**EXERCISE AIM:**
Please state how many lines in the records contain the string "JSON", with no words besides the number.

**Stored data entries:**
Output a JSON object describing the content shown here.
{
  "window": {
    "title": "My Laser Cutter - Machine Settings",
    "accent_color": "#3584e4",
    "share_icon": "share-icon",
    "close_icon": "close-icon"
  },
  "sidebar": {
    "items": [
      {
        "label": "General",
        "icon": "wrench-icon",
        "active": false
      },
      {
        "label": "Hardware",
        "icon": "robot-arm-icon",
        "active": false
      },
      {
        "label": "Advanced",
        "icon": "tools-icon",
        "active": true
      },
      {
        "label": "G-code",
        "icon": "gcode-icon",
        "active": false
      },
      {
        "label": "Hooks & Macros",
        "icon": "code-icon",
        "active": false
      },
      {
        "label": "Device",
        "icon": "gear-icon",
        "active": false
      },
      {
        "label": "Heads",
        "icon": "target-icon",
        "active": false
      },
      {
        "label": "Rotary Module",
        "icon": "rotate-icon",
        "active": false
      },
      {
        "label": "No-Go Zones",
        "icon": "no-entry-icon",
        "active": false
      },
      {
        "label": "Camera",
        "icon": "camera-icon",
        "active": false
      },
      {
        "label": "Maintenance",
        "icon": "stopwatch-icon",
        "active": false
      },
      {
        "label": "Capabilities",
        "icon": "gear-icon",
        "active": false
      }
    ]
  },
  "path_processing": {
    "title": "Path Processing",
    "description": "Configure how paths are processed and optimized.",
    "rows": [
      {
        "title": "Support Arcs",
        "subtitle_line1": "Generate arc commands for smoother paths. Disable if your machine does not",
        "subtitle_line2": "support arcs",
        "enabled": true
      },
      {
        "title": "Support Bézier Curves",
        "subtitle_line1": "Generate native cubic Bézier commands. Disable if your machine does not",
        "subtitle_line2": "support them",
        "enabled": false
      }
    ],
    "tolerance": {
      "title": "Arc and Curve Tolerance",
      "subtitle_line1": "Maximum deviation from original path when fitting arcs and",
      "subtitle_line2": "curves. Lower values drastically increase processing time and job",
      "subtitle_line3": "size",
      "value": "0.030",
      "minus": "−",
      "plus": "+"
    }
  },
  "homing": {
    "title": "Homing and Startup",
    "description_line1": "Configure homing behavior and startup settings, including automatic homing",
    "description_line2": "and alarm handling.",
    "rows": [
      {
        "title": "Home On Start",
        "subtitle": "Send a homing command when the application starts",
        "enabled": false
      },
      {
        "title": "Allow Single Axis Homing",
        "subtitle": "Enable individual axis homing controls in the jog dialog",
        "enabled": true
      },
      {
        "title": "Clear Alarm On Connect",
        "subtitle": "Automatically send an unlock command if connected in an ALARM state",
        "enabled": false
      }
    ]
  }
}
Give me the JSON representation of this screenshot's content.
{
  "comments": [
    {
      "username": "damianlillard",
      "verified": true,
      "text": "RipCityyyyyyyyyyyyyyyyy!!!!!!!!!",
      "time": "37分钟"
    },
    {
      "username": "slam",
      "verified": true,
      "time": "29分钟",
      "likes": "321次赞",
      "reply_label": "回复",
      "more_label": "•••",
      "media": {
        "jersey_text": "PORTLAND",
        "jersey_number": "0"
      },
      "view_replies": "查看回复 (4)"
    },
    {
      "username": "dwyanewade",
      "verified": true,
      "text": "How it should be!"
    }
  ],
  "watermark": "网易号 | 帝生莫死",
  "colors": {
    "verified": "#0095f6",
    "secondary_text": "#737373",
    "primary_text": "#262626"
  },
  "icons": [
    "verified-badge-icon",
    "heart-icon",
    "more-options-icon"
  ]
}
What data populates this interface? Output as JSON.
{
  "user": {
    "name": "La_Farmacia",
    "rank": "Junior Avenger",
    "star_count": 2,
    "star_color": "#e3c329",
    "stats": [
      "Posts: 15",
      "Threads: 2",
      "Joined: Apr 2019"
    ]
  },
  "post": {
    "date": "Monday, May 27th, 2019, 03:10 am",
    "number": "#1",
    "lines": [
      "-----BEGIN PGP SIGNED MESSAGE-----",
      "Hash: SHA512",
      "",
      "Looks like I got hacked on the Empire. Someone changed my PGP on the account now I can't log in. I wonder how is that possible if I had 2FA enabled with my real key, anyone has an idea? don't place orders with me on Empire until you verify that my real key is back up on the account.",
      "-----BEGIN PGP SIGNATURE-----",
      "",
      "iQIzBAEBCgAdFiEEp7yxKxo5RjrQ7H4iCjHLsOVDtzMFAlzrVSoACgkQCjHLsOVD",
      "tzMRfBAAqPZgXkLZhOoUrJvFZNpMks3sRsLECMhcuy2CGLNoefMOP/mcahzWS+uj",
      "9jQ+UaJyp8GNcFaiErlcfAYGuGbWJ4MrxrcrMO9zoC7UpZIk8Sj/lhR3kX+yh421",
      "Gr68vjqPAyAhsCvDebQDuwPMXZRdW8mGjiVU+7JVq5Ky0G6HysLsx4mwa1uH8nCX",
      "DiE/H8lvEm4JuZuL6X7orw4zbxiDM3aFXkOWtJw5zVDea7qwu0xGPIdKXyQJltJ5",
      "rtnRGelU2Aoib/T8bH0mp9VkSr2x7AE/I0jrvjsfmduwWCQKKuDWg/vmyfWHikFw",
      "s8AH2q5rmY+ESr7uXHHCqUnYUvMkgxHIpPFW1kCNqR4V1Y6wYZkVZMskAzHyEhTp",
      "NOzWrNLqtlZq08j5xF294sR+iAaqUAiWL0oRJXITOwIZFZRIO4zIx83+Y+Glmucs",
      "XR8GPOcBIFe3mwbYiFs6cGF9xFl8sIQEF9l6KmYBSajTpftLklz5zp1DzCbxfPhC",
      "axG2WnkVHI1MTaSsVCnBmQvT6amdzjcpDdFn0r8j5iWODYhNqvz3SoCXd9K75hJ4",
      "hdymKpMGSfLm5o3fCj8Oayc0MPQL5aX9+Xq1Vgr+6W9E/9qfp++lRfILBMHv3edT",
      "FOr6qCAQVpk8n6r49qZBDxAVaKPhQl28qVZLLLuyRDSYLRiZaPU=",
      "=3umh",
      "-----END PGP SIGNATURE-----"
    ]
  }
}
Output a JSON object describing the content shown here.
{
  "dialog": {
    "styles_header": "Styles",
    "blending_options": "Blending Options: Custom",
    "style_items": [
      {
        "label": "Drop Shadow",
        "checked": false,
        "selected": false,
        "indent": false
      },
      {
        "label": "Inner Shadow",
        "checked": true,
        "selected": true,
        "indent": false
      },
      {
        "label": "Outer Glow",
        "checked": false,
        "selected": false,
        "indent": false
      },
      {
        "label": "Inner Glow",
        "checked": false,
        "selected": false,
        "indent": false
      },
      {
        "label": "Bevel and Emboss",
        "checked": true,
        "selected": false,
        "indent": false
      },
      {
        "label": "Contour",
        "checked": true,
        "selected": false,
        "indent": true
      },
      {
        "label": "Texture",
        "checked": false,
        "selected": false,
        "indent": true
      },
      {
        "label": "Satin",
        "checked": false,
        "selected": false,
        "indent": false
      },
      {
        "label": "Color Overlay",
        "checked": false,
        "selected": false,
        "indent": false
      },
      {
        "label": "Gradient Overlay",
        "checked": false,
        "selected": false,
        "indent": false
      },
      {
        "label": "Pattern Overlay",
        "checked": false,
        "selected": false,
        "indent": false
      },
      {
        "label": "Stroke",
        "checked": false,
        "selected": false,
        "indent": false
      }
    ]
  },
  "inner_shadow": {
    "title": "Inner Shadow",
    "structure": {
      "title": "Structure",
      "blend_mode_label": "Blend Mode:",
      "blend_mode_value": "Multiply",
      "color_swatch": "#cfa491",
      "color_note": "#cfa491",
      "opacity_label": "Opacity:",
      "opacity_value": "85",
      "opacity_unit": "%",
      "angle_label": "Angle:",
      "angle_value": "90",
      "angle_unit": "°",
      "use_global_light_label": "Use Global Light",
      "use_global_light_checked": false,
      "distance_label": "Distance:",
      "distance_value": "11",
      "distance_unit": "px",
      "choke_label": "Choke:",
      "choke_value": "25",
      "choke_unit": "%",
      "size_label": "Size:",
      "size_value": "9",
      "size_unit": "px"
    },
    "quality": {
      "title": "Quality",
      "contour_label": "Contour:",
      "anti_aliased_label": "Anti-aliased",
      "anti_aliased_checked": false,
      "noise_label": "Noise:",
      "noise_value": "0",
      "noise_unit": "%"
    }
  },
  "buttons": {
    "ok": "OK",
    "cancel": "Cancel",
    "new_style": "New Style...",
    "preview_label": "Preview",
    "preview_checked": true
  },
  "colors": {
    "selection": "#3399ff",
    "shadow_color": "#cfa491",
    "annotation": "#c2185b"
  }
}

**RESPONSE FOR THIS EXERCISE:**
4